Mayr updated and further synthesized his ideas on evolution in his monumental Animal Species and Evolution (1963), an epic work that articulated a conceptual framework that has dominated many branches of systematics and evolutionary biology. In it he refined his concept of species, focusing on reproductive isolation and using the presence of gene flow as a litmus test for the validity of two forms as different species. Mayr’s so called biological species concept was and is still frequently contested by modern practitioners of so-called phylogenetic systematics—those evolutionary biologists who see the genealogical tree of species as the primary, if not exclusive, roadmap by which to understand their origin. Nonetheless, the biological species concept has defiantly stood the test of time and is still widely embraced as the most practical and universally explanatory concept of species, not only by museum scientists but by population geneticists as well.

This species concept is the child of another conceptual advance by Mayr, namely the recognition of the prevalence of so-called allopatric speciation, in which physical and spatial separation of populations prevents them from interbreeding. According to Mayr, sympatric speciation, in which two species might arise from one without any sort of geographic barrier, rarely, if ever occurred. Nonetheless, towards the end of his life, Mayr began to embrace the possibility of sympatric speciation, with the discovery by others of putative examples of the process in organisms as diverse as fish, birds, and tropical palms apparently diverging despite completely overlapping ranges, for example, on the same island or within the same lake.

Toward the end of his long career, Mayr turned his writing and teaching at Harvard toward the history and philosophy of biology, producing such seminal works as The Growth of Biological Thought (1982) and Toward a New Philosophy of Biology (1988), in which he grappled with defining what makes evolutionary inquiry distinct from the mechanistic approaches of molecular biology, and from inference in the physical sciences. His books have been translated into at least 15 languages. Towards the end of his life he was impressed, indeed awed, by the increasing integration of the biological, chemical and physical sciences, an integration he applauded, even as biology seemed to be moving away from the holistic, organism-based, natural-history approach that he so vigorously championed. He is survived by daughters Christa Menzel of Simsbury, Connecticut, and Susanne Harrison of Bedford, Massachusetts, five grandchildren and ten great-grandchildren.

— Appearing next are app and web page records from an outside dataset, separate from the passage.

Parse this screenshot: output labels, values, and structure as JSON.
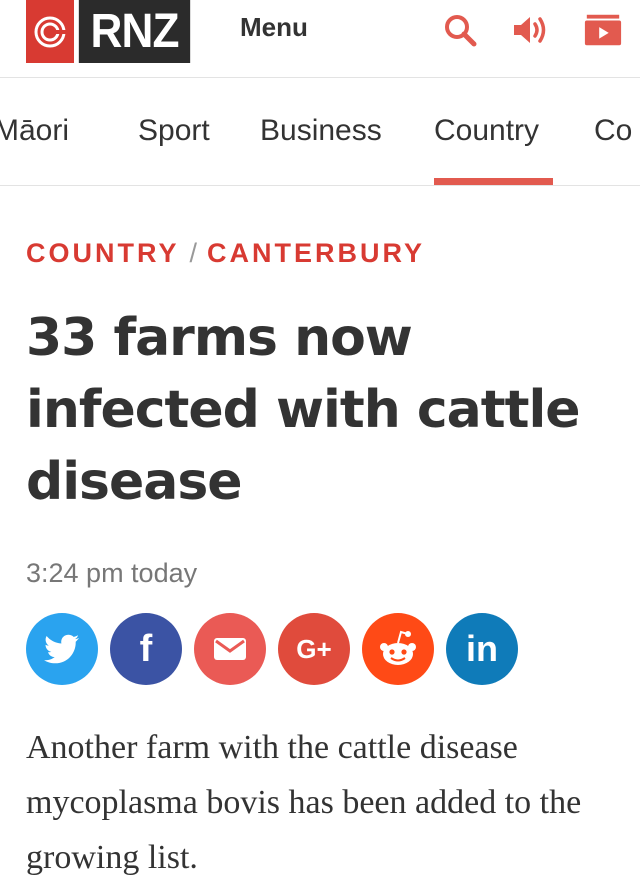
{
  "header": {
    "logo_text": "RNZ",
    "menu_label": "Menu",
    "icons": [
      "search-icon",
      "audio-icon",
      "video-icon"
    ],
    "brand_color": "#d83a32"
  },
  "nav": {
    "items": [
      "Māori",
      "Sport",
      "Business",
      "Country",
      "Co"
    ],
    "active": "Country",
    "accent": "#e25a4f"
  },
  "article": {
    "kicker_section": "COUNTRY",
    "kicker_separator": "/",
    "kicker_region": "CANTERBURY",
    "headline": "33 farms now infected with cattle disease",
    "timestamp": "3:24 pm today",
    "body": "Another farm with the cattle disease mycoplasma bovis has been added to the growing list."
  },
  "share": {
    "buttons": [
      {
        "name": "twitter",
        "color": "#2aa3ef"
      },
      {
        "name": "facebook",
        "color": "#3b53a4"
      },
      {
        "name": "email",
        "color": "#ea5a55"
      },
      {
        "name": "google-plus",
        "color": "#e04b3c"
      },
      {
        "name": "reddit",
        "color": "#ff4a16"
      },
      {
        "name": "linkedin",
        "color": "#0f7bb9"
      }
    ],
    "gplus_label": "G+",
    "facebook_label": "f",
    "linkedin_label": "in"
  }
}
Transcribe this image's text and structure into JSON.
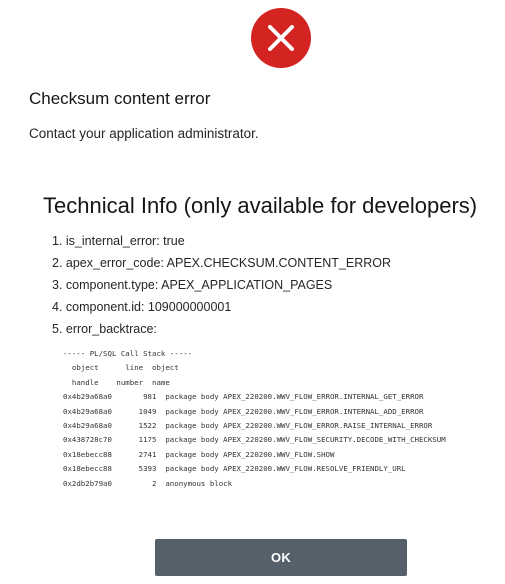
{
  "dialog": {
    "icon": "error-x-icon",
    "icon_color": "#d42421",
    "title": "Checksum content error",
    "message": "Contact your application administrator."
  },
  "technical_info": {
    "heading": "Technical Info (only available for developers)",
    "items": [
      "1. is_internal_error: true",
      "2. apex_error_code: APEX.CHECKSUM.CONTENT_ERROR",
      "3. component.type: APEX_APPLICATION_PAGES",
      "4. component.id: 109000000001",
      "5. error_backtrace:"
    ],
    "backtrace": "----- PL/SQL Call Stack -----\n  object      line  object\n  handle    number  name\n0x4b29a68a0       981  package body APEX_220200.WWV_FLOW_ERROR.INTERNAL_GET_ERROR\n0x4b29a68a0      1049  package body APEX_220200.WWV_FLOW_ERROR.INTERNAL_ADD_ERROR\n0x4b29a68a0      1522  package body APEX_220200.WWV_FLOW_ERROR.RAISE_INTERNAL_ERROR\n0x438728c70      1175  package body APEX_220200.WWV_FLOW_SECURITY.DECODE_WITH_CHECKSUM\n0x18ebecc88      2741  package body APEX_220200.WWV_FLOW.SHOW\n0x18ebecc88      5393  package body APEX_220200.WWV_FLOW.RESOLVE_FRIENDLY_URL\n0x2db2b79a0         2  anonymous block"
  },
  "actions": {
    "ok_label": "OK",
    "ok_color": "#56606b"
  }
}
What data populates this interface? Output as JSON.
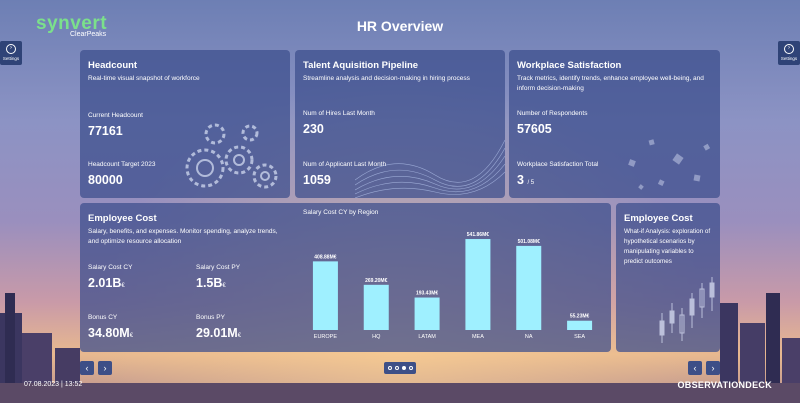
{
  "header": {
    "title": "HR Overview",
    "logo_main": "synvert",
    "logo_sub": "ClearPeaks"
  },
  "settings_left": {
    "label": "Settings"
  },
  "settings_right": {
    "label": "Settings"
  },
  "headcount": {
    "title": "Headcount",
    "desc": "Real-time visual snapshot of workforce",
    "current_label": "Current Headcount",
    "current_value": "77161",
    "target_label": "Headcount Target 2023",
    "target_value": "80000"
  },
  "talent": {
    "title": "Talent Aquisition Pipeline",
    "desc": "Streamline analysis and decision-making in hiring process",
    "hires_label": "Num of Hires Last Month",
    "hires_value": "230",
    "applicants_label": "Num of Applicant Last Month",
    "applicants_value": "1059"
  },
  "satisfaction": {
    "title": "Workplace Satisfaction",
    "desc": "Track metrics, identify trends, enhance employee well-being, and inform decision-making",
    "respondents_label": "Number of Respondents",
    "respondents_value": "57605",
    "total_label": "Workplace Satisfaction Total",
    "total_value": "3",
    "total_suffix": "/ 5"
  },
  "cost": {
    "title": "Employee Cost",
    "desc": "Salary, benefits, and expenses. Monitor spending, analyze trends, and optimize resource allocation",
    "salary_cy_label": "Salary Cost CY",
    "salary_cy_value": "2.01B",
    "salary_cy_unit": "€",
    "salary_py_label": "Salary Cost PY",
    "salary_py_value": "1.5B",
    "salary_py_unit": "€",
    "bonus_cy_label": "Bonus CY",
    "bonus_cy_value": "34.80M",
    "bonus_cy_unit": "€",
    "bonus_py_label": "Bonus PY",
    "bonus_py_value": "29.01M",
    "bonus_py_unit": "€"
  },
  "whatif": {
    "title": "Employee Cost",
    "desc": "What-if Analysis: exploration of hypothetical scenarios by manipulating variables to predict outcomes"
  },
  "chart_data": {
    "type": "bar",
    "title": "Salary Cost CY by Region",
    "categories": [
      "EUROPE",
      "HQ",
      "LATAM",
      "MEA",
      "NA",
      "SEA"
    ],
    "values": [
      408.88,
      269.2,
      193.43,
      541.86,
      501.08,
      55.23
    ],
    "labels": [
      "408.88M€",
      "269.20M€",
      "193.43M€",
      "541.86M€",
      "501.08M€",
      "55.23M€"
    ],
    "ylim": [
      0,
      560
    ],
    "bar_color": "#9ff0ff"
  },
  "footer": {
    "timestamp": "07.08.2023 | 13:52",
    "brand": "OBSERVATIONDECK"
  },
  "nav": {
    "prev": "‹",
    "next": "›"
  }
}
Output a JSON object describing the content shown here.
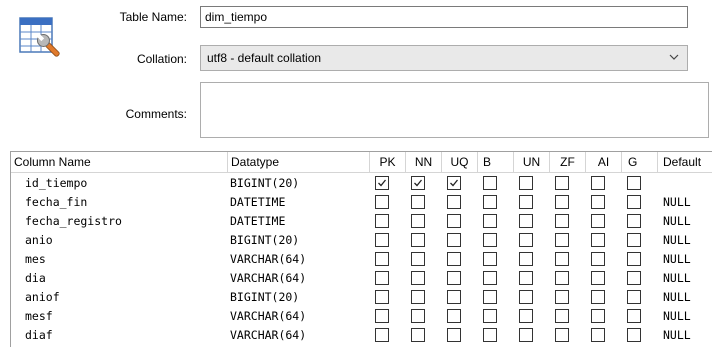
{
  "form": {
    "table_name_label": "Table Name:",
    "table_name_value": "dim_tiempo",
    "collation_label": "Collation:",
    "collation_value": "utf8 - default collation",
    "comments_label": "Comments:"
  },
  "grid": {
    "headers": {
      "column_name": "Column Name",
      "datatype": "Datatype",
      "pk": "PK",
      "nn": "NN",
      "uq": "UQ",
      "b": "B",
      "un": "UN",
      "zf": "ZF",
      "ai": "AI",
      "g": "G",
      "default": "Default"
    },
    "rows": [
      {
        "name": "id_tiempo",
        "type": "BIGINT(20)",
        "default": "",
        "flags": [
          true,
          true,
          true,
          false,
          false,
          false,
          false,
          false
        ]
      },
      {
        "name": "fecha_fin",
        "type": "DATETIME",
        "default": "NULL",
        "flags": [
          false,
          false,
          false,
          false,
          false,
          false,
          false,
          false
        ]
      },
      {
        "name": "fecha_registro",
        "type": "DATETIME",
        "default": "NULL",
        "flags": [
          false,
          false,
          false,
          false,
          false,
          false,
          false,
          false
        ]
      },
      {
        "name": "anio",
        "type": "BIGINT(20)",
        "default": "NULL",
        "flags": [
          false,
          false,
          false,
          false,
          false,
          false,
          false,
          false
        ]
      },
      {
        "name": "mes",
        "type": "VARCHAR(64)",
        "default": "NULL",
        "flags": [
          false,
          false,
          false,
          false,
          false,
          false,
          false,
          false
        ]
      },
      {
        "name": "dia",
        "type": "VARCHAR(64)",
        "default": "NULL",
        "flags": [
          false,
          false,
          false,
          false,
          false,
          false,
          false,
          false
        ]
      },
      {
        "name": "aniof",
        "type": "BIGINT(20)",
        "default": "NULL",
        "flags": [
          false,
          false,
          false,
          false,
          false,
          false,
          false,
          false
        ]
      },
      {
        "name": "mesf",
        "type": "VARCHAR(64)",
        "default": "NULL",
        "flags": [
          false,
          false,
          false,
          false,
          false,
          false,
          false,
          false
        ]
      },
      {
        "name": "diaf",
        "type": "VARCHAR(64)",
        "default": "NULL",
        "flags": [
          false,
          false,
          false,
          false,
          false,
          false,
          false,
          false
        ]
      }
    ]
  },
  "icons": {
    "table": "table-settings-icon",
    "dropdown": "chevron-down-icon",
    "check": "check-icon"
  }
}
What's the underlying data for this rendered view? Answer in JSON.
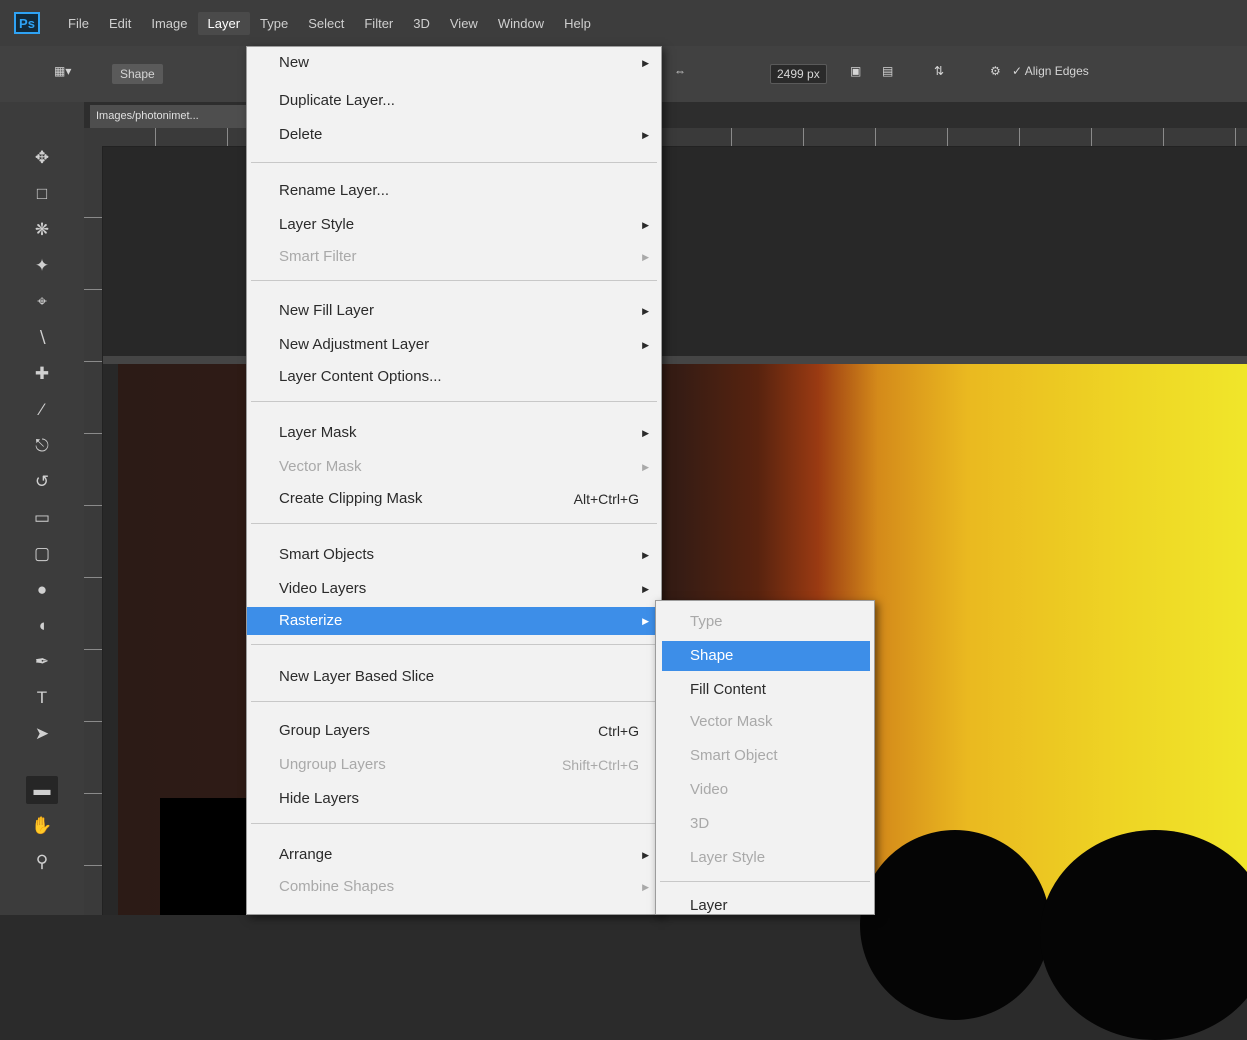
{
  "app": {
    "logo": "Ps"
  },
  "menubar": {
    "items": [
      "File",
      "Edit",
      "Image",
      "Layer",
      "Type",
      "Select",
      "Filter",
      "3D",
      "View",
      "Window",
      "Help"
    ],
    "active_index": 3
  },
  "options_bar": {
    "mode": "Shape",
    "width": "2499 px",
    "align_edges": "Align Edges"
  },
  "document": {
    "tab_title": "Images/photonimet..."
  },
  "layer_menu": {
    "items": [
      {
        "label": "New",
        "submenu": true
      },
      {
        "label": "Duplicate Layer..."
      },
      {
        "label": "Delete",
        "submenu": true
      },
      {
        "label": "Rename Layer..."
      },
      {
        "label": "Layer Style",
        "submenu": true
      },
      {
        "label": "Smart Filter",
        "submenu": true,
        "disabled": true
      },
      {
        "label": "New Fill Layer",
        "submenu": true
      },
      {
        "label": "New Adjustment Layer",
        "submenu": true
      },
      {
        "label": "Layer Content Options..."
      },
      {
        "label": "Layer Mask",
        "submenu": true
      },
      {
        "label": "Vector Mask",
        "submenu": true,
        "disabled": true
      },
      {
        "label": "Create Clipping Mask",
        "shortcut": "Alt+Ctrl+G"
      },
      {
        "label": "Smart Objects",
        "submenu": true
      },
      {
        "label": "Video Layers",
        "submenu": true
      },
      {
        "label": "Rasterize",
        "submenu": true,
        "highlighted": true
      },
      {
        "label": "New Layer Based Slice"
      },
      {
        "label": "Group Layers",
        "shortcut": "Ctrl+G"
      },
      {
        "label": "Ungroup Layers",
        "shortcut": "Shift+Ctrl+G",
        "disabled": true
      },
      {
        "label": "Hide Layers"
      },
      {
        "label": "Arrange",
        "submenu": true
      },
      {
        "label": "Combine Shapes",
        "submenu": true,
        "disabled": true
      }
    ]
  },
  "rasterize_submenu": {
    "items": [
      {
        "label": "Type",
        "disabled": true
      },
      {
        "label": "Shape",
        "highlighted": true
      },
      {
        "label": "Fill Content"
      },
      {
        "label": "Vector Mask",
        "disabled": true
      },
      {
        "label": "Smart Object",
        "disabled": true
      },
      {
        "label": "Video",
        "disabled": true
      },
      {
        "label": "3D",
        "disabled": true
      },
      {
        "label": "Layer Style",
        "disabled": true
      },
      {
        "label": "Layer"
      }
    ]
  },
  "colors": {
    "highlight": "#3d8ee8",
    "menu_bg": "#f2f2f2",
    "app_bg": "#2b2b2b"
  }
}
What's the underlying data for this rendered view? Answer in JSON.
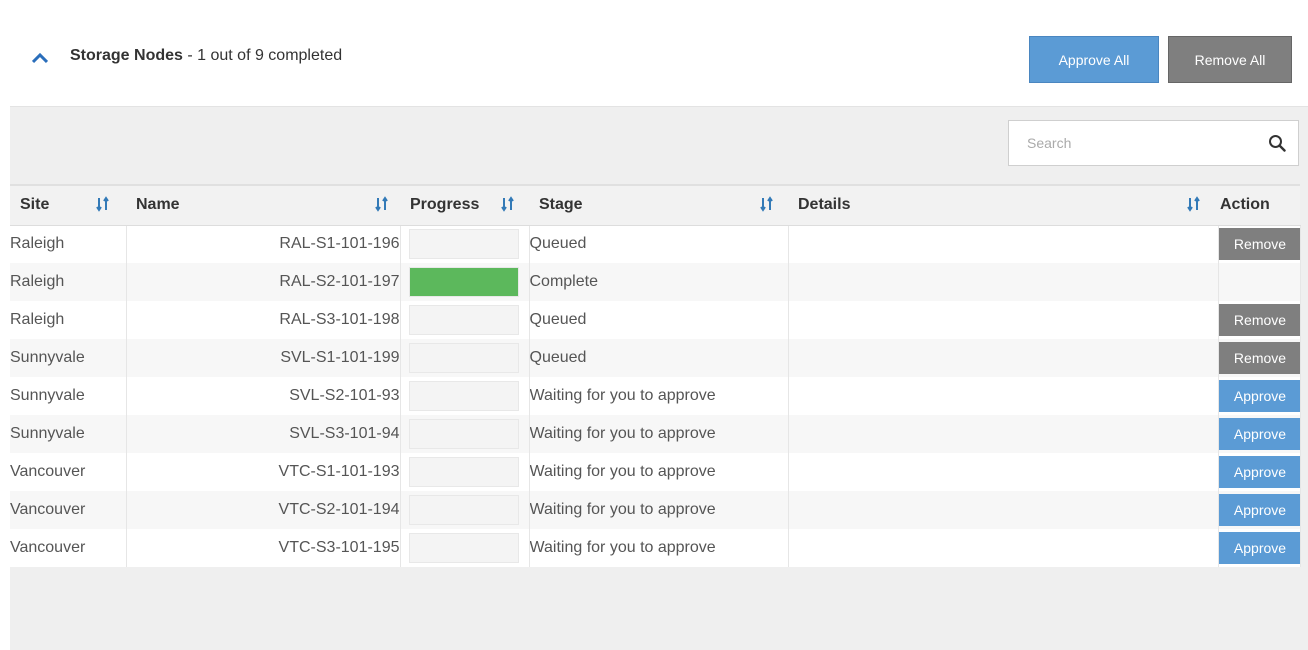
{
  "section": {
    "title": "Storage Nodes",
    "subtitle": " - 1 out of 9 completed",
    "approve_all_label": "Approve All",
    "remove_all_label": "Remove All"
  },
  "search": {
    "placeholder": "Search"
  },
  "columns": {
    "site": "Site",
    "name": "Name",
    "progress": "Progress",
    "stage": "Stage",
    "details": "Details",
    "action": "Action"
  },
  "colors": {
    "approve": "#5b9bd5",
    "remove": "#7f7f7f",
    "progress_complete": "#5cb85c",
    "sort_icon": "#337ab7"
  },
  "rows": [
    {
      "site": "Raleigh",
      "name": "RAL-S1-101-196",
      "progress": 0,
      "stage": "Queued",
      "details": "",
      "action": "Remove"
    },
    {
      "site": "Raleigh",
      "name": "RAL-S2-101-197",
      "progress": 1,
      "stage": "Complete",
      "details": "",
      "action": ""
    },
    {
      "site": "Raleigh",
      "name": "RAL-S3-101-198",
      "progress": 0,
      "stage": "Queued",
      "details": "",
      "action": "Remove"
    },
    {
      "site": "Sunnyvale",
      "name": "SVL-S1-101-199",
      "progress": 0,
      "stage": "Queued",
      "details": "",
      "action": "Remove"
    },
    {
      "site": "Sunnyvale",
      "name": "SVL-S2-101-93",
      "progress": 0,
      "stage": "Waiting for you to approve",
      "details": "",
      "action": "Approve"
    },
    {
      "site": "Sunnyvale",
      "name": "SVL-S3-101-94",
      "progress": 0,
      "stage": "Waiting for you to approve",
      "details": "",
      "action": "Approve"
    },
    {
      "site": "Vancouver",
      "name": "VTC-S1-101-193",
      "progress": 0,
      "stage": "Waiting for you to approve",
      "details": "",
      "action": "Approve"
    },
    {
      "site": "Vancouver",
      "name": "VTC-S2-101-194",
      "progress": 0,
      "stage": "Waiting for you to approve",
      "details": "",
      "action": "Approve"
    },
    {
      "site": "Vancouver",
      "name": "VTC-S3-101-195",
      "progress": 0,
      "stage": "Waiting for you to approve",
      "details": "",
      "action": "Approve"
    }
  ]
}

Respectfully submitted,

William Bossert
James Hanken
Naomi Pierce
Edward O. Wilson
Scott V. Edwards, Chair